When you collaborate with other producers, are there certain things you cede to other people because they have specialties? That's a good question. We're all pretty well rounded, pretty hard at everything, but as a producer you do get that ear and know who can bring what to the table. When me and Spinz did "Honest," we were just chilling. I knew Spinz could play the piano well. I was always a fan of his catchy riffs and melodies, so I was like, "Man, play one of those classic Spinz melodies." Things like that, knowing strong points. I'm glad that people are starting to see that all the beats aren't just hood and basic. I like to make those masterpieces that you can put the hours into.
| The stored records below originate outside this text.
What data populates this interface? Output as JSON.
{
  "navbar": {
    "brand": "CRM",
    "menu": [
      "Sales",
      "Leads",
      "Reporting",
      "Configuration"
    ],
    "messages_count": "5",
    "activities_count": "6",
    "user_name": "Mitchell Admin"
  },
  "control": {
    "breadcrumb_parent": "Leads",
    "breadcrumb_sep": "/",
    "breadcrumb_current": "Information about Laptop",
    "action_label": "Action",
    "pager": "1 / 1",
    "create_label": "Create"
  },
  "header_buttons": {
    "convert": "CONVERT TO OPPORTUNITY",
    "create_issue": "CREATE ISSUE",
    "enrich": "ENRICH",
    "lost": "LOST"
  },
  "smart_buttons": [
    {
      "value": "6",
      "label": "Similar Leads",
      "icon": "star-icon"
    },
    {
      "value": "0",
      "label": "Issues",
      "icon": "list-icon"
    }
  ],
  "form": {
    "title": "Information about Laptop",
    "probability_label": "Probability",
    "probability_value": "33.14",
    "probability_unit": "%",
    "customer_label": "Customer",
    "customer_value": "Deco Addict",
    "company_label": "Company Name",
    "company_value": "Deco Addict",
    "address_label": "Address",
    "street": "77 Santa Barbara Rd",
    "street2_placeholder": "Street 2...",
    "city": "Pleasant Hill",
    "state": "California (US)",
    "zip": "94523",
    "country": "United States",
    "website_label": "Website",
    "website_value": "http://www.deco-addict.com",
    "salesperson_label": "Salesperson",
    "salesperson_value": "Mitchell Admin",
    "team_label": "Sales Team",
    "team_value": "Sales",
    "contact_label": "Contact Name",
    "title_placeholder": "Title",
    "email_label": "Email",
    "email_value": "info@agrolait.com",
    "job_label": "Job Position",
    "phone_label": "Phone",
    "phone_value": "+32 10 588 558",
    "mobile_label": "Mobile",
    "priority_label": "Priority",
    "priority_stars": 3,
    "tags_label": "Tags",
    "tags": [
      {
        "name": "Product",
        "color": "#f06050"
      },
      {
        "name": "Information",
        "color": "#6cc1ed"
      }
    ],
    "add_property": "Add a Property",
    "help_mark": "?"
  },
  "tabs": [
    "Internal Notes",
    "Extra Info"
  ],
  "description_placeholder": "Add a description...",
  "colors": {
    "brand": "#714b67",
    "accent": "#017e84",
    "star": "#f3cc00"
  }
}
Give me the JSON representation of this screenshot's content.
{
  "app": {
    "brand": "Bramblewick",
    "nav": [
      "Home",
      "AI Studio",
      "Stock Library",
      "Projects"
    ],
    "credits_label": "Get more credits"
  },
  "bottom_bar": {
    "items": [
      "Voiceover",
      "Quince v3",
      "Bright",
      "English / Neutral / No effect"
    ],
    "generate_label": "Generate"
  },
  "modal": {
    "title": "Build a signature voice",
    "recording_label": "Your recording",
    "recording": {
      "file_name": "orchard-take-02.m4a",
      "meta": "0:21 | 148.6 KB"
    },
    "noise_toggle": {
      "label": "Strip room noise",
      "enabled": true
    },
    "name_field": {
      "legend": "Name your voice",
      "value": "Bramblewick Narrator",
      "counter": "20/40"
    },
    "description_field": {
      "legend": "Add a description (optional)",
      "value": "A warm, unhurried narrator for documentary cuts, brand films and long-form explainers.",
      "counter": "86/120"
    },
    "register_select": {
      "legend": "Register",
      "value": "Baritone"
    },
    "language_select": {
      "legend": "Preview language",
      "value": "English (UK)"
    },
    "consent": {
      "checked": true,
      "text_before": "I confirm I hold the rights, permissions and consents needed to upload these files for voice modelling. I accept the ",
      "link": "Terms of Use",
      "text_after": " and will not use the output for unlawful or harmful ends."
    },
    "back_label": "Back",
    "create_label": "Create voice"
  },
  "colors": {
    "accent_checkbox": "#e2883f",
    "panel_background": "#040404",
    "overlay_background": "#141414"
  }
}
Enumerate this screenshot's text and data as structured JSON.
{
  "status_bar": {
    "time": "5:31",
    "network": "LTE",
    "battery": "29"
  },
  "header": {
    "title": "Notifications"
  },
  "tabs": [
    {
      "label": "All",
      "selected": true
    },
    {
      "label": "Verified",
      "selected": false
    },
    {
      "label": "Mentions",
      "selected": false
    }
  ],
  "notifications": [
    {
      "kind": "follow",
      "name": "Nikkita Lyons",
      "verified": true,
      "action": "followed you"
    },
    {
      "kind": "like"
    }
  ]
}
Using your house as a studio, how do you keep it a sacred space to actually live in? I'm in the middle of it—I'm about to move. I've worked so much these past two years that so many people know where I live. They pull up to the door, they're bringing five people, you got 20 people in the living room. It's just too crazy. It's beautiful, though. The memories are timeless. All the beats with 808 Mafia and TM-88, Southside, Sonny, Spinz. Me and Spinz made "Honest" over there. Same place a lot of shit was made. I know I'm going to think about that vibe before I move, but you've gotta move on. It's productivity and safety. I'd rather have somebody at a desk.
Working out of the house sounds so fun but not so healthy, honestly. I used to wake up and run a mile on the treadmill. I haven't done that in probably over eight months. When I started going out of town more to work and stuff like that, the routine gets thrown off. When you get home, you just want to lay down until you gotta do something else again. That's something I want to bring back, and it's something me and my mom were talking about. It's really no point in doing all this shit if you don't have the health to enjoy what's going on. In 10 years you've got heart problems when you're fucking 30… I want to get on that now, or I already know my health is gonna keep being worse.